Work item:
Using "this" as the search string, find the matching lines below and copy them.

Given records:
◇ ◇ ◇ ◇ ◇

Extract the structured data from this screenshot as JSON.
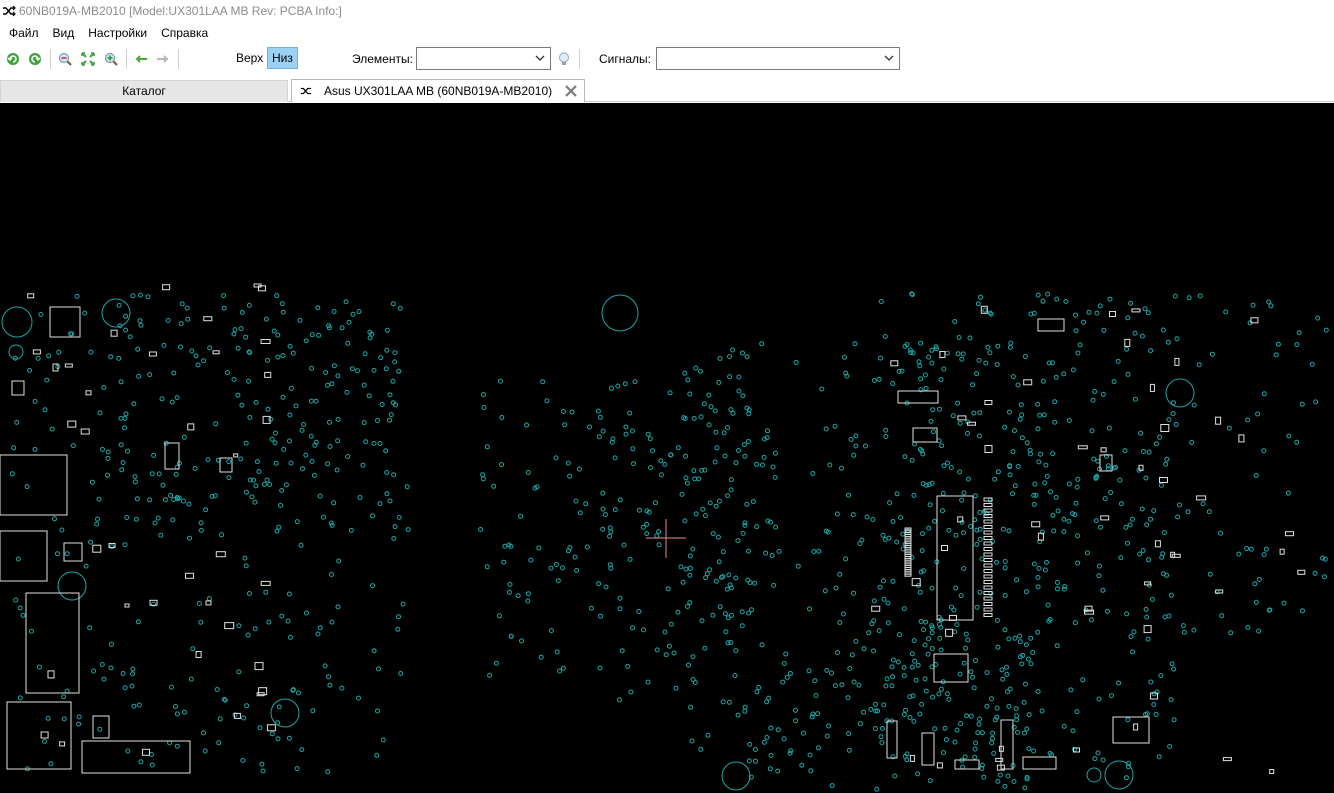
{
  "window": {
    "title": "60NB019A-MB2010 [Model:UX301LAA MB Rev: PCBA Info:]",
    "icon": "shuffle-icon"
  },
  "menu": {
    "items": [
      "Файл",
      "Вид",
      "Настройки",
      "Справка"
    ]
  },
  "toolbar": {
    "buttons": [
      "rotate-left-icon",
      "rotate-right-icon",
      "zoom-out-icon",
      "fit-icon",
      "zoom-in-icon",
      "back-arrow-icon",
      "forward-arrow-icon"
    ],
    "layer_top": "Верх",
    "layer_bottom": "Низ",
    "active_layer": "Низ",
    "elements_label": "Элементы:",
    "elements_value": "",
    "signals_label": "Сигналы:",
    "signals_value": ""
  },
  "tabs": {
    "catalog": "Каталог",
    "board": "Asus UX301LAA MB (60NB019A-MB2010)"
  },
  "colors": {
    "canvas": "#000000",
    "pins": "#1aa6a6",
    "outlines": "#e0e0e0",
    "cursor": "#c0707a",
    "active_layer": "#9dd0f5"
  }
}
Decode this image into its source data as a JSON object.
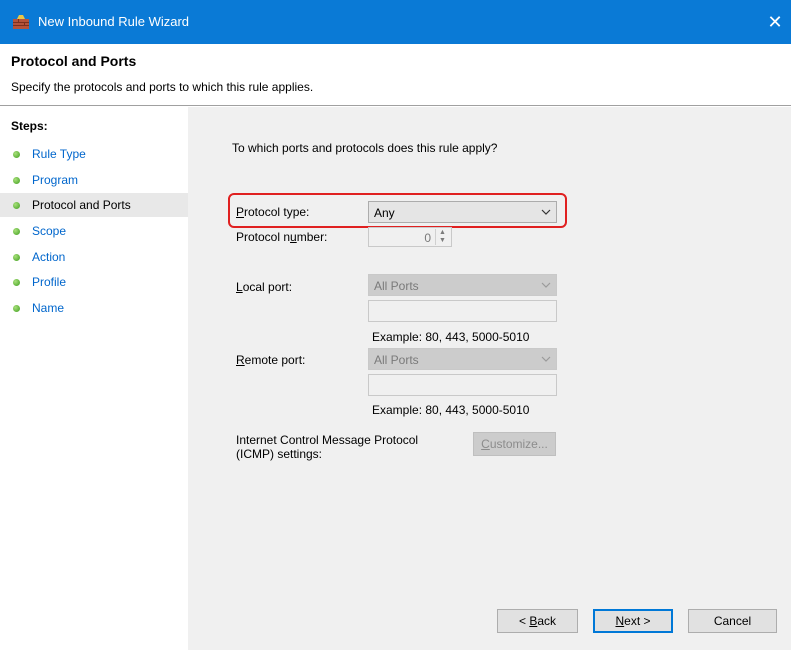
{
  "window": {
    "title": "New Inbound Rule Wizard",
    "close_glyph": "✕",
    "icon": "firewall-icon"
  },
  "header": {
    "title": "Protocol and Ports",
    "subtitle": "Specify the protocols and ports to which this rule applies."
  },
  "steps": {
    "label": "Steps:",
    "items": [
      {
        "label": "Rule Type"
      },
      {
        "label": "Program"
      },
      {
        "label": "Protocol and Ports",
        "current": true
      },
      {
        "label": "Scope"
      },
      {
        "label": "Action"
      },
      {
        "label": "Profile"
      },
      {
        "label": "Name"
      }
    ]
  },
  "form": {
    "question": "To which ports and protocols does this rule apply?",
    "protocol_type": {
      "label_u": "P",
      "label_rest": "rotocol type:",
      "value": "Any"
    },
    "protocol_number": {
      "label_pre": "Protocol n",
      "label_u": "u",
      "label_rest": "mber:",
      "value": "0"
    },
    "local_port": {
      "label_u": "L",
      "label_rest": "ocal port:",
      "value": "All Ports",
      "example": "Example: 80, 443, 5000-5010"
    },
    "remote_port": {
      "label_u": "R",
      "label_rest": "emote port:",
      "value": "All Ports",
      "example": "Example: 80, 443, 5000-5010"
    },
    "icmp": {
      "line1": "Internet Control Message Protocol",
      "line2": "(ICMP) settings:",
      "button_u": "C",
      "button_rest": "ustomize..."
    }
  },
  "buttons": {
    "back_pre": "< ",
    "back_u": "B",
    "back_rest": "ack",
    "next_u": "N",
    "next_rest": "ext >",
    "cancel": "Cancel"
  },
  "colors": {
    "titlebar": "#0a7ad6",
    "link": "#0066cc",
    "highlight": "#e02020",
    "step_dot": "#3f9e1f"
  }
}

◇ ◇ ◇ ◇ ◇

Exercise solution:
Extract the structured data from this screenshot as JSON.
Decode this image into its source data as a JSON object.
    "subtitle": "Specify the protocols and ports to which this rule applies."
    "question": "To which ports and protocols does this rule apply?",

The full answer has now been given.